Entries from a dataset of interfaces:
BEGIN
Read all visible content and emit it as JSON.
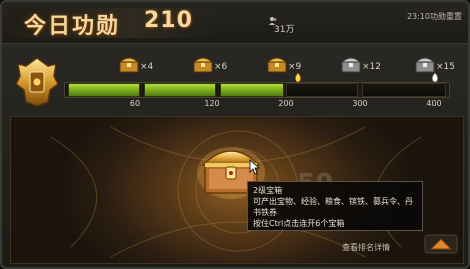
{
  "header": {
    "title": "今日功勋",
    "score": "210",
    "people": "31万",
    "reset_text": "23:10功勋重置"
  },
  "progress": {
    "current": 210,
    "max": 400,
    "milestones": [
      {
        "value": "60",
        "chest_count": "×4",
        "chest_type": "gold",
        "reached": true
      },
      {
        "value": "120",
        "chest_count": "×6",
        "chest_type": "gold",
        "reached": true
      },
      {
        "value": "200",
        "chest_count": "×9",
        "chest_type": "gold",
        "reached": true
      },
      {
        "value": "300",
        "chest_count": "×12",
        "chest_type": "silver",
        "reached": false
      },
      {
        "value": "400",
        "chest_count": "×15",
        "chest_type": "silver",
        "reached": false
      }
    ]
  },
  "main": {
    "ghost_number": "50",
    "tooltip": {
      "title": "2级宝箱",
      "line1": "可产出宝物、经验、粮食、镔铁、募兵令、丹书铁券",
      "line2": "按住Ctrl点击连开6个宝箱"
    }
  },
  "footer": {
    "detail_link": "查看排名详情"
  },
  "colors": {
    "title": "#f3d9a1",
    "progress_fill": "#8cc63f",
    "gold": "#e0b34a",
    "silver": "#b9b9b9"
  },
  "icons": {
    "emblem": "gold-emblem-icon",
    "people": "people-icon",
    "chest_gold": "gold-chest-icon",
    "chest_silver": "silver-chest-icon",
    "big_chest": "big-gold-chest-icon",
    "up_arrow": "up-arrow-icon"
  }
}
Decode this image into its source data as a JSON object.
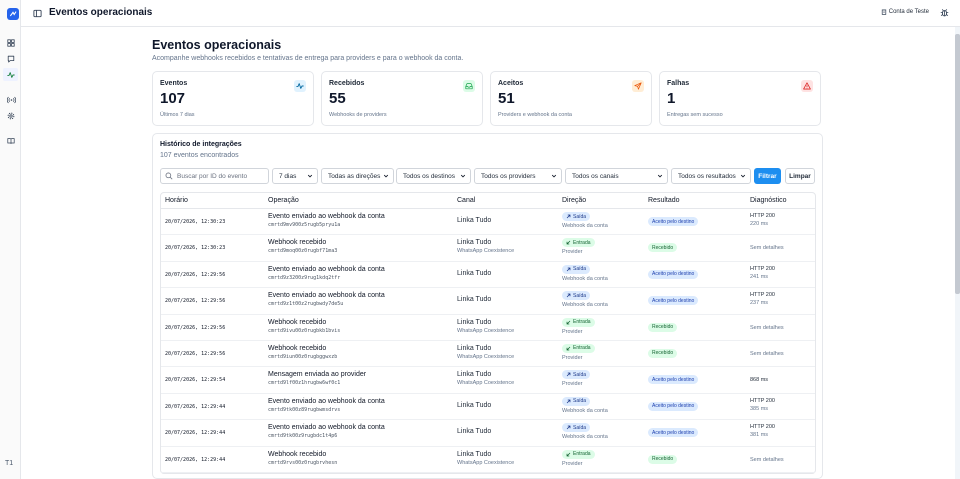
{
  "colors": {
    "accent": "#1d8ef0",
    "brand": "#2563eb",
    "success": "#16a34a",
    "danger": "#dc2626",
    "warning": "#f97316"
  },
  "sidebar": {
    "logo_icon": "logo-icon",
    "items": [
      {
        "icon": "grid-icon",
        "active": false
      },
      {
        "icon": "message-icon",
        "active": false
      },
      {
        "icon": "activity-icon",
        "active": true
      },
      {
        "icon": "broadcast-icon",
        "active": false
      },
      {
        "icon": "gear-icon",
        "active": false
      },
      {
        "icon": "book-icon",
        "active": false
      }
    ],
    "user_initials": "T1"
  },
  "topbar": {
    "title": "Eventos operacionais",
    "account_label": "Conta de Teste"
  },
  "page": {
    "title": "Eventos operacionais",
    "subtitle": "Acompanhe webhooks recebidos e tentativas de entrega para providers e para o webhook da conta."
  },
  "stats": [
    {
      "label": "Eventos",
      "value": "107",
      "note": "Últimos 7 dias",
      "icon": "activity-icon"
    },
    {
      "label": "Recebidos",
      "value": "55",
      "note": "Webhooks de providers",
      "icon": "inbox-icon"
    },
    {
      "label": "Aceitos",
      "value": "51",
      "note": "Providers e webhook da conta",
      "icon": "send-icon"
    },
    {
      "label": "Falhas",
      "value": "1",
      "note": "Entregas sem sucesso",
      "icon": "alert-triangle-icon"
    }
  ],
  "history": {
    "title": "Histórico de integrações",
    "count_text": "107 eventos encontrados",
    "search_placeholder": "Buscar por ID do evento",
    "filters": {
      "period": "7 dias",
      "direction": "Todas as direções",
      "destination": "Todos os destinos",
      "provider": "Todos os providers",
      "channel": "Todos os canais",
      "result": "Todos os resultados"
    },
    "filter_button": "Filtrar",
    "clear_button": "Limpar",
    "columns": [
      "Horário",
      "Operação",
      "Canal",
      "Direção",
      "Resultado",
      "Diagnóstico"
    ],
    "rows": [
      {
        "time": "20/07/2026, 12:30:23",
        "op": "Evento enviado ao webhook da conta",
        "id": "cmrtd9mv900z5rugb5pryu1a",
        "channel": "Linka Tudo",
        "channel_sub": "",
        "dir": "Saída",
        "dir_sub": "Webhook da conta",
        "result": "Aceito pelo destino",
        "diag": "HTTP 200",
        "diag_sub": "220 ms"
      },
      {
        "time": "20/07/2026, 12:30:23",
        "op": "Webhook recebido",
        "id": "cmrtd9moq00z0rugbf71ma3",
        "channel": "Linka Tudo",
        "channel_sub": "WhatsApp Coexistence",
        "dir": "Entrada",
        "dir_sub": "Provider",
        "result": "Recebido",
        "diag": "Sem detalhes",
        "diag_sub": ""
      },
      {
        "time": "20/07/2026, 12:29:56",
        "op": "Evento enviado ao webhook da conta",
        "id": "cmrtd9z3200z9rug1kdq2tfr",
        "channel": "Linka Tudo",
        "channel_sub": "",
        "dir": "Saída",
        "dir_sub": "Webhook da conta",
        "result": "Aceito pelo destino",
        "diag": "HTTP 200",
        "diag_sub": "241 ms"
      },
      {
        "time": "20/07/2026, 12:29:56",
        "op": "Evento enviado ao webhook da conta",
        "id": "cmrtd9z1t00z2rugbwdy7de5u",
        "channel": "Linka Tudo",
        "channel_sub": "",
        "dir": "Saída",
        "dir_sub": "Webhook da conta",
        "result": "Aceito pelo destino",
        "diag": "HTTP 200",
        "diag_sub": "237 ms"
      },
      {
        "time": "20/07/2026, 12:29:56",
        "op": "Webhook recebido",
        "id": "cmrtd9ivu00z0rugbkb1bvis",
        "channel": "Linka Tudo",
        "channel_sub": "WhatsApp Coexistence",
        "dir": "Entrada",
        "dir_sub": "Provider",
        "result": "Recebido",
        "diag": "Sem detalhes",
        "diag_sub": ""
      },
      {
        "time": "20/07/2026, 12:29:56",
        "op": "Webhook recebido",
        "id": "cmrtd9iun00z0rugbggwxzb",
        "channel": "Linka Tudo",
        "channel_sub": "WhatsApp Coexistence",
        "dir": "Entrada",
        "dir_sub": "Provider",
        "result": "Recebido",
        "diag": "Sem detalhes",
        "diag_sub": ""
      },
      {
        "time": "20/07/2026, 12:29:54",
        "op": "Mensagem enviada ao provider",
        "id": "cmrtd9lf00z1hrugbw6wf0c1",
        "channel": "Linka Tudo",
        "channel_sub": "WhatsApp Coexistence",
        "dir": "Saída",
        "dir_sub": "Provider",
        "result": "Aceito pelo destino",
        "diag": "868 ms",
        "diag_sub": ""
      },
      {
        "time": "20/07/2026, 12:29:44",
        "op": "Evento enviado ao webhook da conta",
        "id": "cmrtd9tk00z89rugbwmsdrvs",
        "channel": "Linka Tudo",
        "channel_sub": "",
        "dir": "Saída",
        "dir_sub": "Webhook da conta",
        "result": "Aceito pelo destino",
        "diag": "HTTP 200",
        "diag_sub": "385 ms"
      },
      {
        "time": "20/07/2026, 12:29:44",
        "op": "Evento enviado ao webhook da conta",
        "id": "cmrtd9tk00z9rugbdc1t4p6",
        "channel": "Linka Tudo",
        "channel_sub": "",
        "dir": "Saída",
        "dir_sub": "Webhook da conta",
        "result": "Aceito pelo destino",
        "diag": "HTTP 200",
        "diag_sub": "381 ms"
      },
      {
        "time": "20/07/2026, 12:29:44",
        "op": "Webhook recebido",
        "id": "cmrtd9rvs00z0rugbrvhesn",
        "channel": "Linka Tudo",
        "channel_sub": "WhatsApp Coexistence",
        "dir": "Entrada",
        "dir_sub": "Provider",
        "result": "Recebido",
        "diag": "Sem detalhes",
        "diag_sub": ""
      }
    ]
  }
}
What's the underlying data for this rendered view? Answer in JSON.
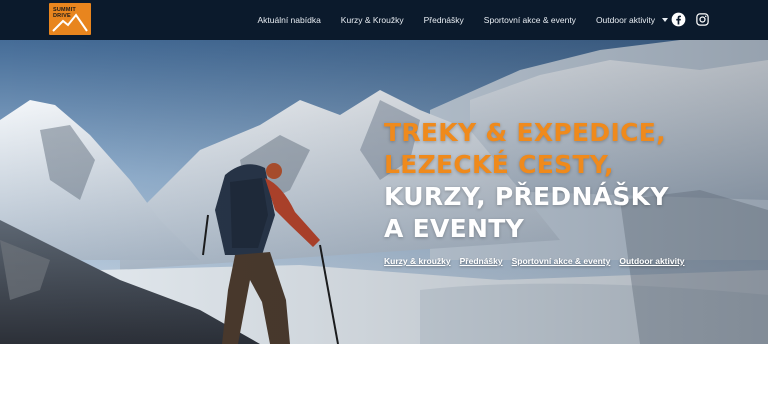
{
  "header": {
    "logo_text_line1": "SUMMIT",
    "logo_text_line2": "DRIVE",
    "nav": [
      {
        "label": "Aktuální nabídka"
      },
      {
        "label": "Kurzy & Kroužky"
      },
      {
        "label": "Přednášky"
      },
      {
        "label": "Sportovní akce & eventy"
      },
      {
        "label": "Outdoor aktivity",
        "dropdown": true
      }
    ],
    "social_icons": [
      "facebook-icon",
      "instagram-icon"
    ]
  },
  "hero": {
    "headline": [
      {
        "text": "TREKY & EXPEDICE,",
        "color": "#ef8a1c"
      },
      {
        "text": "LEZECKÉ CESTY,",
        "color": "#ef8a1c"
      },
      {
        "text": "KURZY, PŘEDNÁŠKY",
        "color": "#ffffff"
      },
      {
        "text": "A EVENTY",
        "color": "#ffffff"
      }
    ],
    "links": [
      {
        "label": "Kurzy & kroužky"
      },
      {
        "label": "Přednášky"
      },
      {
        "label": "Sportovní akce & eventy"
      },
      {
        "label": "Outdoor aktivity"
      }
    ]
  },
  "colors": {
    "navbar_bg": "#0b1a2c",
    "accent_orange": "#ef8a1c",
    "logo_bg": "#e8851e"
  }
}
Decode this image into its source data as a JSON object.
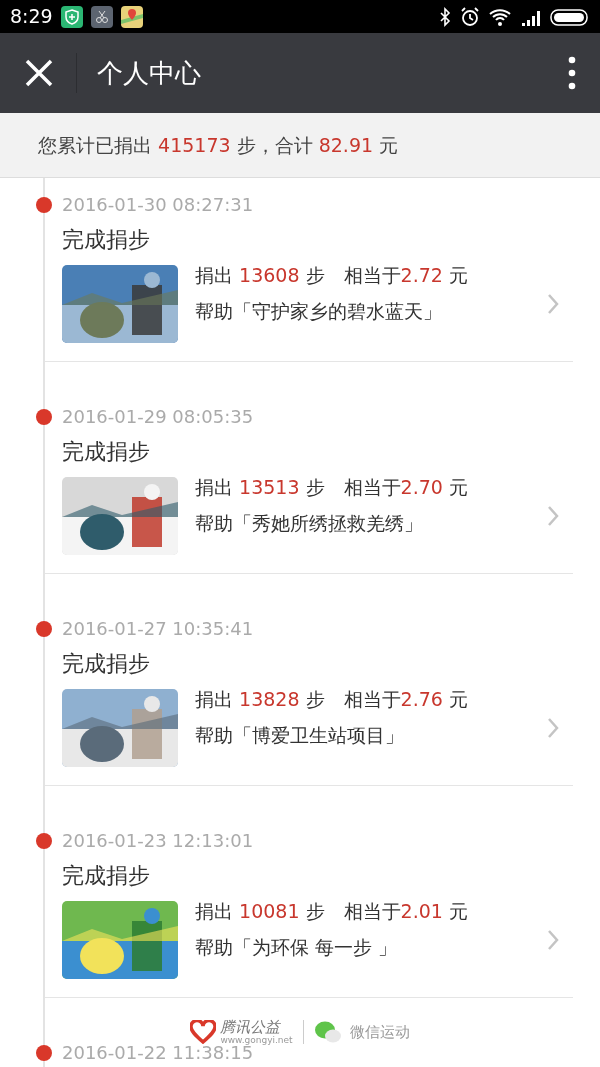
{
  "status_bar": {
    "time": "8:29"
  },
  "header": {
    "title": "个人中心"
  },
  "summary": {
    "parts": [
      "您累计已捐出 ",
      "415173",
      " 步，合计 ",
      "82.91",
      " 元"
    ]
  },
  "entries": [
    {
      "date": "2016-01-30 08:27:31",
      "title": "完成捐步",
      "donated": "捐出",
      "steps": "13608",
      "steps_unit": "步",
      "equals": "相当于",
      "amount": "2.72",
      "currency": "元",
      "project": "帮助「守护家乡的碧水蓝天」"
    },
    {
      "date": "2016-01-29 08:05:35",
      "title": "完成捐步",
      "donated": "捐出",
      "steps": "13513",
      "steps_unit": "步",
      "equals": "相当于",
      "amount": "2.70",
      "currency": "元",
      "project": "帮助「秀她所绣拯救羌绣」"
    },
    {
      "date": "2016-01-27 10:35:41",
      "title": "完成捐步",
      "donated": "捐出",
      "steps": "13828",
      "steps_unit": "步",
      "equals": "相当于",
      "amount": "2.76",
      "currency": "元",
      "project": "帮助「博爱卫生站项目」"
    },
    {
      "date": "2016-01-23 12:13:01",
      "title": "完成捐步",
      "donated": "捐出",
      "steps": "10081",
      "steps_unit": "步",
      "equals": "相当于",
      "amount": "2.01",
      "currency": "元",
      "project": "帮助「为环保 每一步 」"
    },
    {
      "date": "2016-01-22 11:38:15"
    }
  ],
  "footer": {
    "brand": "腾讯公益",
    "url": "www.gongyi.net",
    "app": "微信运动"
  }
}
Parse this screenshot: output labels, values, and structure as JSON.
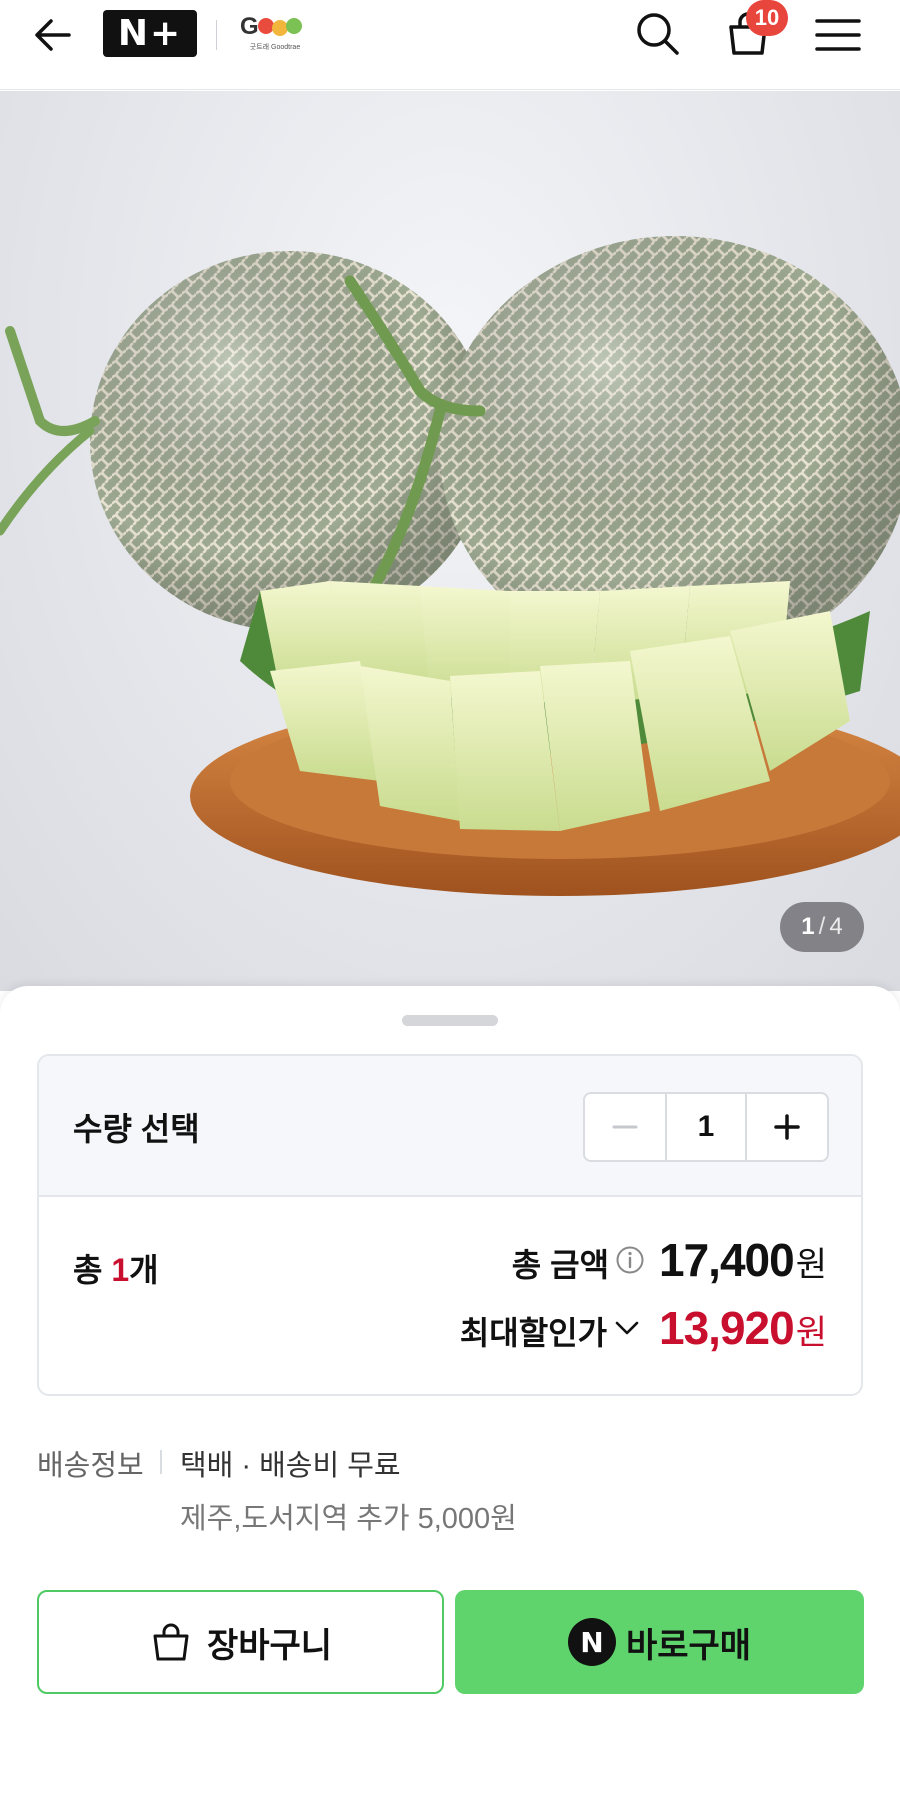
{
  "header": {
    "back_icon": "arrow-left-icon",
    "logo_text": "N+",
    "brand_name": "Goodtrae",
    "brand_caption": "굿트래 Goodtrae",
    "search_icon": "search-icon",
    "cart_icon": "shopping-bag-icon",
    "cart_count": "10",
    "menu_icon": "hamburger-menu-icon"
  },
  "gallery": {
    "current": "1",
    "separator": "/",
    "total": "4"
  },
  "option": {
    "quantity_label": "수량 선택",
    "quantity_value": "1",
    "total_prefix": "총 ",
    "total_count": "1",
    "total_suffix": "개",
    "amount_label": "총 금액",
    "amount_value": "17,400",
    "amount_unit": "원",
    "max_discount_label": "최대할인가",
    "max_discount_value": "13,920",
    "max_discount_unit": "원"
  },
  "shipping": {
    "label": "배송정보",
    "main": "택배 · 배송비 무료",
    "sub": "제주,도서지역 추가 5,000원"
  },
  "actions": {
    "cart_label": "장바구니",
    "buy_label": "바로구매",
    "buy_icon_letter": "N"
  },
  "colors": {
    "accent_green": "#5fd46d",
    "price_red": "#c8102e",
    "badge_red": "#e8453c"
  }
}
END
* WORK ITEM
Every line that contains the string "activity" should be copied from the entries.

* RESULT FOR THIS EXERCISE
        "icon": "activity-icon",
      "icon": "activity-icon"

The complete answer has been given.